According to one particular feature of this second embodiment, each insulative member 5 is based on a halogenated polymer and the sheath 3 is based on a charged halogenated polymer.
It is particularly advantageous if each insulative member 5 is based on polyvinyl chloride.
According to another advantageous feature, the sheath 3 is based on charged polyvinyl chloride.
Note that polypropylene and polyvinyl chloride are not compatible a priori, in the sense that in theory adhesion is possible between these two types of plastics material, in particular through interpenetration in the molten state. It is nevertheless found that a skin 6 consisting of a mixture of polypropylene and polyvinyl chloride as defined above is advantageously able to adhere to an insulative member 5 of polyvinyl chloride if the materials in question are brought into contact in the molten state. Accordingly, for there to be no adhesion between this skin 6 and a polyvinyl chloride sheath 3, it suffices to deposit the latter only after said skin 6 is no longer in the molten state.
The composition of the sheath 3 is preferably charged with chalk.
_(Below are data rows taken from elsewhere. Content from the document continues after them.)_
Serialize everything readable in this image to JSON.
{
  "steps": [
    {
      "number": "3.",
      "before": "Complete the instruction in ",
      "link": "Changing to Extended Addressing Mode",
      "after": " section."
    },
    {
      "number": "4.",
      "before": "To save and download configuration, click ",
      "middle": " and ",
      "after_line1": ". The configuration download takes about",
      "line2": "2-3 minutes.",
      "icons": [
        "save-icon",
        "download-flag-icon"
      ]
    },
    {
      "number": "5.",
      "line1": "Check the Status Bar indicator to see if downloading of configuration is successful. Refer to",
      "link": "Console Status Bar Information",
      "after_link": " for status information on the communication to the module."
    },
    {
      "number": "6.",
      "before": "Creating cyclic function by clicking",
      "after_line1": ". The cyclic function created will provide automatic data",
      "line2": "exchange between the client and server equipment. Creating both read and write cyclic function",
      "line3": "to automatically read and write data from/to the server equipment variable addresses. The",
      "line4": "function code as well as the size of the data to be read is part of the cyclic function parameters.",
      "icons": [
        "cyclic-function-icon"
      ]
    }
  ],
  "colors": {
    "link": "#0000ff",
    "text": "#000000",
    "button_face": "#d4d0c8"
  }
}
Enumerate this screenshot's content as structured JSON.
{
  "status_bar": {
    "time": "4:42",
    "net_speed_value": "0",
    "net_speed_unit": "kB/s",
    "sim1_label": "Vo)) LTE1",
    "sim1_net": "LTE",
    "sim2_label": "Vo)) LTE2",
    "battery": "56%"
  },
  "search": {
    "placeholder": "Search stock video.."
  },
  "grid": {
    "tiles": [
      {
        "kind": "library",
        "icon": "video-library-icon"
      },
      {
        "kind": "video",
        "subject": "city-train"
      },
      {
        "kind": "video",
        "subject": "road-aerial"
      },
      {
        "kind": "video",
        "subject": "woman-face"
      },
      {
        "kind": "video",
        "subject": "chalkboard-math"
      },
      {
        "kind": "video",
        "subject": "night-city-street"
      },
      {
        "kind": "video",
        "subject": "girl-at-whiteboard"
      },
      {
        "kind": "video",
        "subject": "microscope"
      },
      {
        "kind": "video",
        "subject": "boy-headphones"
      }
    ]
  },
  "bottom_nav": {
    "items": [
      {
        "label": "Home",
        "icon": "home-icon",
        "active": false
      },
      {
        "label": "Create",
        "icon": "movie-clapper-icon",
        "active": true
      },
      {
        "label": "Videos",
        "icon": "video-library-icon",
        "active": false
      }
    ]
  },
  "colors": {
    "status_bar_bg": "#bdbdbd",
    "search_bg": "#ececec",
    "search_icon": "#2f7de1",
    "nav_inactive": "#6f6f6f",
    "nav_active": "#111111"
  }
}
The essential object of this feature is to reduce the unit cost of the sheath 3.
In this case, the composition of the sheath 3 may advantageously further contain a plasticizer.
The invention also relates to a method of fabricating a cable 1 comprising two or more insulated conductors 2 grouped together in the same sheath 3, each insulated conductor 2 comprising a conductive member 4 inside an insulative member 5.
This fabrication method is noteworthy in that it includes the steps of:
The cable of the invention may therefore be produced on conventional extrusion equipment, which is particularly advantageous in terms of fabrication cost, compared to the prior art methods that require costly dedicated equipment.
According to one particular feature of this fabrication method, each skin 6 is extruded at the same time as the corresponding insulative member 5.
Note that in the field of cablemaking it is relatively standard practice to employ co-extrusion, in particular when it is required to color an insulative member economically. This means that many extruding machines have the capability to deposit a thin layer of polymer on the surface of an insulative member. These machines may therefore be used with advantage to form the skin 6 on the surface of each insulated conductor 2.